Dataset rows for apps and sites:

........

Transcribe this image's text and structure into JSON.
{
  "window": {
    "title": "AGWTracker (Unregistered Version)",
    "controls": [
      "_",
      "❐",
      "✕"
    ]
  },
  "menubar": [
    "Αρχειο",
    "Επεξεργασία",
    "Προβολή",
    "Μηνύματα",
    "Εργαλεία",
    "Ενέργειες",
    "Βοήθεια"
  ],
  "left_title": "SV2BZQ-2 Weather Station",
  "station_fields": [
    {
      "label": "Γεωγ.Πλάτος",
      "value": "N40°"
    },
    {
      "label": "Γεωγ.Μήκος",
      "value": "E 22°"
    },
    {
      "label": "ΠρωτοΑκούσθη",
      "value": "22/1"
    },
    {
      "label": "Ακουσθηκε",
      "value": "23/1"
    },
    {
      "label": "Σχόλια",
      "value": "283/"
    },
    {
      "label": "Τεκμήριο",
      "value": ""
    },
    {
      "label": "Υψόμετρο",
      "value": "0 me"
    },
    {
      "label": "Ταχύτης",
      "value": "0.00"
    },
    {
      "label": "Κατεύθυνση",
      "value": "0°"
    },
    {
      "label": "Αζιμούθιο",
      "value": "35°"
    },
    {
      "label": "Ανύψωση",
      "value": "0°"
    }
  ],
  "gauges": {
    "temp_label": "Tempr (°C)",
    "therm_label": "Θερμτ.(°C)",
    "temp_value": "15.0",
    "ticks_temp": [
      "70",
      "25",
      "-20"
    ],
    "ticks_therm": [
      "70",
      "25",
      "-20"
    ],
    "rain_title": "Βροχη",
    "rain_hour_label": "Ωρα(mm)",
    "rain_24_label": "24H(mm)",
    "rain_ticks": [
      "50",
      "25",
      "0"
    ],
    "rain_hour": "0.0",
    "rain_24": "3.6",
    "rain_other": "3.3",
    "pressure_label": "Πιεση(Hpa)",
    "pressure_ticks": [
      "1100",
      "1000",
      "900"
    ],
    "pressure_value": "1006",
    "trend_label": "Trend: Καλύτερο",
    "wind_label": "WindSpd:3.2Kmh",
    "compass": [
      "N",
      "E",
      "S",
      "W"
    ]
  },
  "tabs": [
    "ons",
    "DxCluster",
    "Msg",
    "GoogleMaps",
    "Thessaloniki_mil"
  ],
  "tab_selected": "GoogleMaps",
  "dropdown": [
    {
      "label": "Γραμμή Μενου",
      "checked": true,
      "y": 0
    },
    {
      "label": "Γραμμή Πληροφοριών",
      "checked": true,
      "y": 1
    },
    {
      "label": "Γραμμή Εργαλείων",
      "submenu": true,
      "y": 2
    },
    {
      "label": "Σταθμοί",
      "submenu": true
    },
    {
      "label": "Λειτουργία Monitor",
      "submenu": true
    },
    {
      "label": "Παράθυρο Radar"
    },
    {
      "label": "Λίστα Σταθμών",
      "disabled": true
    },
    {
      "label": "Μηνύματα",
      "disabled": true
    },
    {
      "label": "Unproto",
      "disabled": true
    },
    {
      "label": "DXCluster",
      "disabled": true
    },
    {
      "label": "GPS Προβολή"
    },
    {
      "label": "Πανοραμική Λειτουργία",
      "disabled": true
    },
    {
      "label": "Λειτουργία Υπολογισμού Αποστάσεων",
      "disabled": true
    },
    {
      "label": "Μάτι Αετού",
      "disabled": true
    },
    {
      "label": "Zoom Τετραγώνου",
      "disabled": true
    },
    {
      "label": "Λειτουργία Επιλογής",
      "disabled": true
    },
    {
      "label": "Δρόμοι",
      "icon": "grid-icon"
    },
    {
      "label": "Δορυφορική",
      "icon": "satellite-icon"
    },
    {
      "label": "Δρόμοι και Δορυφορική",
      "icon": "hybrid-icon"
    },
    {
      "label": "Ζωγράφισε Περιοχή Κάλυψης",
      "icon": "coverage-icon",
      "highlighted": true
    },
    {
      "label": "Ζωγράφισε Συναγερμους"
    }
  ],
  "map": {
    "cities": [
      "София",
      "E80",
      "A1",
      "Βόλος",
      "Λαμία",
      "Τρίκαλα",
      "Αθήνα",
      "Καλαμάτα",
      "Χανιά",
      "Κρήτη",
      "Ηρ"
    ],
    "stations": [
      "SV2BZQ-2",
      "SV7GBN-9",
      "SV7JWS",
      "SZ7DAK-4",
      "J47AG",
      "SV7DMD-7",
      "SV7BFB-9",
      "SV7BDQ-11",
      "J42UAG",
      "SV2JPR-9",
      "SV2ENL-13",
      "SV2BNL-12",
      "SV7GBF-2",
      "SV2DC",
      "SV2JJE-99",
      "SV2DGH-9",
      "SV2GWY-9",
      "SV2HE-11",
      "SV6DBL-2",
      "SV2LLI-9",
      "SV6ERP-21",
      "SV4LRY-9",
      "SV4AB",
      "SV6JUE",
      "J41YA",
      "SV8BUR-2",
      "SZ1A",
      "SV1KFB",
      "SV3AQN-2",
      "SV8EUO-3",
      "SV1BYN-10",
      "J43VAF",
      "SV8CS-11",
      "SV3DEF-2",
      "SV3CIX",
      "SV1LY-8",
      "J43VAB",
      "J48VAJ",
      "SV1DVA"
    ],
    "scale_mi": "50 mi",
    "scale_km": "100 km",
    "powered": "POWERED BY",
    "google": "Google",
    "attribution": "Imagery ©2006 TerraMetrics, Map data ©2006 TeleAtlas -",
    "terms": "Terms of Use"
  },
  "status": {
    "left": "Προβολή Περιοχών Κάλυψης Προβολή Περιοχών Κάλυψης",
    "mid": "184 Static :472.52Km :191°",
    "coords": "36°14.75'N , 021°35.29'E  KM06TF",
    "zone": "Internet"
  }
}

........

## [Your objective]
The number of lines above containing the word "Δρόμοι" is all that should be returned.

## [Response]
2